Queen Elizabeth II, Britain’s longest reigning monarch died Thursday after 70 years on the throne. She was 96. The palace announced she died at Balmoral Castle, her summer residence in Scotland. Members of her family traveled to be by her side as her health deteriorated.
Buckingham palace released the following statement: “The Queen died peacefully at Balmoral this afternoon. The King and Queen Consort will remain at Balmoral this evening and will return to London tomorrow.”
At her death her son Charles immediately became king. He’ll be known as King Charles II. Charles second wife Camilla will be known as the Queen Consort.
In a statement, Charles called his mother’s death “a moment of the greatest sadness for me and all members of my family,” adding: “I know her loss will be deeply felt throughout the country, the Realms and the Commonwealth, and by countless people around the world.”
U.S. President Joe Biden called her a “stateswoman of unmatched dignity and constancy who deepened the bedrock alliance between the United Kingdom and the United States.”
Back in June, the Queen made limited public appearances during a four day holiday weekend celebrating her Platinum Jubilee.
Although Charles immediately became king upon Queen Elizabeth’s death, it may be months or even longer before his formal coronation. For instance, Elizabeth’s coronation occured on June 2, 1953, 16 months after the death of her favore, King George VI.
Within 24 hours, Charles will be proclaimed formally as king at St. James Palace in London by the “Accession Council” which is made up of officials from the Privy Council. The group includes senior Cabinet ministers, judges and leaders of the Church of England.

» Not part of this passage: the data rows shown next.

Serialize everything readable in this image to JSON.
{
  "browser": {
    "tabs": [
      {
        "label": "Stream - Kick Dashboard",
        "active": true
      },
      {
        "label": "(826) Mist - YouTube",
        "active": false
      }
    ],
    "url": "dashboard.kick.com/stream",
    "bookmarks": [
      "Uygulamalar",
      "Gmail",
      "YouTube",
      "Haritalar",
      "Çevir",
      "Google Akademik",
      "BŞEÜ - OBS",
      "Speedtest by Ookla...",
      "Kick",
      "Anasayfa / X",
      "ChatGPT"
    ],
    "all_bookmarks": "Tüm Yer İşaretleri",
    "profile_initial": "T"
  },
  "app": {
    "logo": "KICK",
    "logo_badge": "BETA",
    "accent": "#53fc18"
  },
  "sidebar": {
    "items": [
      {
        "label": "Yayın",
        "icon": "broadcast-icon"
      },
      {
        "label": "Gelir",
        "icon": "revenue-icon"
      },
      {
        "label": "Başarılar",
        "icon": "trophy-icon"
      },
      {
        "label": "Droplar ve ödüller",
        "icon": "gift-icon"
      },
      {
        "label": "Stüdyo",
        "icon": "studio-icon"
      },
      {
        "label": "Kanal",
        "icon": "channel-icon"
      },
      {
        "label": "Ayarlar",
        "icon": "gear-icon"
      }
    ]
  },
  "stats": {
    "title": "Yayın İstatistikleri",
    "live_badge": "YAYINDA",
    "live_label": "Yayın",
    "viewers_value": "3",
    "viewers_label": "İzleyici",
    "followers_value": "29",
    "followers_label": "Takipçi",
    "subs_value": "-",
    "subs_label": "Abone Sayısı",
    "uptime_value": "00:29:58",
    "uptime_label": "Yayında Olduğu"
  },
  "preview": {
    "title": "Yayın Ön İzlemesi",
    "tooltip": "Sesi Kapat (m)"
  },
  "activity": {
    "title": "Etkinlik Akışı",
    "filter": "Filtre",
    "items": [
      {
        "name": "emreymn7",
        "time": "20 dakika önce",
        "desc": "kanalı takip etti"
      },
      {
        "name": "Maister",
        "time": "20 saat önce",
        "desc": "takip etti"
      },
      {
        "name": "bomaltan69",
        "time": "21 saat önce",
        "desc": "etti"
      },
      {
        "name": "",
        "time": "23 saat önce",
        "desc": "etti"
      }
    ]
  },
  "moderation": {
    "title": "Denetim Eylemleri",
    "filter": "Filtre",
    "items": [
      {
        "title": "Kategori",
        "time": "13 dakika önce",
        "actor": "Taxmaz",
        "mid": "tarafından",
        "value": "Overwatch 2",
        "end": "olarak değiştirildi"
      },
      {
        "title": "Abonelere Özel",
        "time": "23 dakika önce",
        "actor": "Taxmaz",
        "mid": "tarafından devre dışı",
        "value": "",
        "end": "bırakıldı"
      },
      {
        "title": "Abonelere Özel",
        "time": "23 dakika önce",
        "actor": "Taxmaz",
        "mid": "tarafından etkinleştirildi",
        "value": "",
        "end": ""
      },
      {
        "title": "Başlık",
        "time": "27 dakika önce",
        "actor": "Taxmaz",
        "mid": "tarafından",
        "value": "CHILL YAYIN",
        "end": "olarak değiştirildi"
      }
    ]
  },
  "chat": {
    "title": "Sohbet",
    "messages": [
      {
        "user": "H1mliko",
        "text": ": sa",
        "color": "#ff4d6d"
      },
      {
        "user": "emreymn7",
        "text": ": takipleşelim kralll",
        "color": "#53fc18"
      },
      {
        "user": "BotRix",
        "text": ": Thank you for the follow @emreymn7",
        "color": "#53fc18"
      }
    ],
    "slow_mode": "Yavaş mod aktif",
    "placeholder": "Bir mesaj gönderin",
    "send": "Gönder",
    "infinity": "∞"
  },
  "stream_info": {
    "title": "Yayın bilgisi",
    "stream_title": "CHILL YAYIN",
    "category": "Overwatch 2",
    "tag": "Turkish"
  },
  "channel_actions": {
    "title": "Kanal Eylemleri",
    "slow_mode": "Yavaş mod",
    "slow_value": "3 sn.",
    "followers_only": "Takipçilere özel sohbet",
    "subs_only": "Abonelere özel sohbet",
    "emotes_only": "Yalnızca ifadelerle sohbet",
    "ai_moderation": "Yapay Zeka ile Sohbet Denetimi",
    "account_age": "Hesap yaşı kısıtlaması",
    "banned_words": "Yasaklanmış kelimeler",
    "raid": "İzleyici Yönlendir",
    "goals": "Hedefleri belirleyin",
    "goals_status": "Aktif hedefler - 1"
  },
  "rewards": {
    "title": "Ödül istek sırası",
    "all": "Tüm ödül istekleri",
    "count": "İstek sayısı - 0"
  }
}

Parliament is then recalled for lawmakers to take their oaths of allegiance to the new monarch.
Charles must declare to Parliament on the first day of its session following the accession, or at the coronation, whichever is first, that he is a faithful Protestant. The oath is mandated by the Accession Declaration Act of 1910.